  • NIEHS News Release (January 30 , 2018) Roadmap to Guide Progress Toward Replacing Animal Use in Toxicity Testing
    Sixteen federal agencies partnered to develop a strategic roadmap that offers a new framework for the safety testing of drugs and chemicals, which aims to provide more human relevant toxicology data while reducing the use of animals. The roadmap was published Jan. 30 by the National Toxicology Program (NTP), a federal interagency program headquartered at the National Institute of Environmental Health Sciences (NIEHS) in North Carolina. NIEHS is part of the National Institutes of Health.
  • NIEHS News Release (January 12, 2018) Brian Berridge Tapped to Manage National Toxicology Program

    The National Toxicology Program (NTP) has named Brian Berridge, D.V.M., Ph.D., as its new Associate Director. Berridge will oversee day-to-day operations as NTP coordinates toxicology research and testing across nine different federal agencies, including the National Institutes of Health, the U.S. Food and Drug Administration, and the Centers for Disease Control and Prevention.
  • NIH News Release (November 3, 2016) Seven substances added to 14th Report on Carcinogens

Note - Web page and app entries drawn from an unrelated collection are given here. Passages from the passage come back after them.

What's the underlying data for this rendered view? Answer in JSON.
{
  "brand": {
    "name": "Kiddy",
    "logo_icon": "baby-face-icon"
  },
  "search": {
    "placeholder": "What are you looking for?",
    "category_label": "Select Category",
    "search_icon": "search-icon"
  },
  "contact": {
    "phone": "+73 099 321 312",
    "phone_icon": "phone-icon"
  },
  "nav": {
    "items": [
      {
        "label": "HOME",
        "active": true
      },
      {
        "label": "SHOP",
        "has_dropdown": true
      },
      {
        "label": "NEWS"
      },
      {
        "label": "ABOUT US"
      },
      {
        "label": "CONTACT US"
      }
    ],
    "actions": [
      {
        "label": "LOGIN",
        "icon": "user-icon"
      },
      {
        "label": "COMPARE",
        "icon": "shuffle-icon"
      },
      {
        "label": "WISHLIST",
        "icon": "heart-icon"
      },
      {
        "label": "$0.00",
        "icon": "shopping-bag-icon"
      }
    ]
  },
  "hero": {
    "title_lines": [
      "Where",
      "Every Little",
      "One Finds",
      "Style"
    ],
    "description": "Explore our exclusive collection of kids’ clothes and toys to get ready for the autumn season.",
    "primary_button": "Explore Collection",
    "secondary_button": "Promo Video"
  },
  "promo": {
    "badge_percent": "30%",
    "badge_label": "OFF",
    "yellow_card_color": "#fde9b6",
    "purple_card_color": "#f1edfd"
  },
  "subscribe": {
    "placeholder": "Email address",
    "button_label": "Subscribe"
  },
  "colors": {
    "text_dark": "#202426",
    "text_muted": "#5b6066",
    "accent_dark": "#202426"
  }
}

    Today’s release of the U.S. Department of Health and Human Services 14th Report on Carcinogens includes seven newly reviewed substances, bringing the cumulative total to 248 listings.
  • NIEHS News Release (May 27, 2016) Media Telebriefing: NTP Cell Phone Radiofrequency Radiation Study: Partial Release of Findings

    NTP is releasing a report of its findings in rats. These findings are available at http://biorxiv.org/content/early/2016/05/26/055699. The report is titled, “Report of Partial Findings From the National Toxicology Program Carcinogenesis Studies of Cell Phone Radiofrequency Radiation in Hsd: Sprague Dawley SD Rats (Whole Body Exposure).” Studies in mice are still underway.
  • EPA News Release (January 8, 2016) Federal Agencies Partner to Launch the Transform Tox Testing Challenge to Improve Chemical Screening

    U.S. Environmental Protection Agency (EPA) and the National Institutes of Health’s (NIH) National Center for Advancing Translational Sciences (NCATS), and NIH’s National Toxicology Program (NTP) within the National Institute of Environmental Health Sciences (NIEHS) are announcing a new challenge that will award up to $1 million to improve the relevance and predictivity of data generated from automated chemical screening technology used for toxicity testing.
  • West Virginia Department of Health and Human Resources (June 16, 2015) NTP Findings consistent with actions taken during chemical spill

  • The National Toxicology Program (NTP) has completed a series of short-term toxicity studies it conducted over the past year to evaluate chemicals spilled into the Elk River in 2014.
    The West Virginia Department of Health and Human Resources (DHHR) noted the scientific studies conducted by the National Toxicology Program indicate West Virginia took appropriate public health measures during the 2014 Elk River Chemical Spill.
  • NIEHS News Release (November 6, 2014) Diversity Outbread mice better predict potential human responses to chemical exposures

  • A genetically diverse mouse model is able to predict the range of response to chemical exposures that might be observed in human populations, researchers from the National Institutes of Health have found. Like humans, each Diversity Outbred mouse is genetically unique, and the extent of genetic variability among these mice is similar to the genetic variation seen among humans.
  • NIEHS News Release (October 2, 2014) HHS Releases 13th Report on Carcinogens

  • Four substances have been added in the U.S. Department of Health and Human Services 13th Report on Carcinogens, a science-based document that identifies chemical, biological, and physical agents that are considered cancer hazards for people living in the United States. The new report includes 243 listings.
  • NIEHS News Release (July 8, 2014) Low Doses of Arsenic Cause Cancer in Male Mice

  • Mice exposed to low doses of arsenic in drinking water, similar to what some people might consume, developed lung cancer, researchers at the National Institutes of Health have found.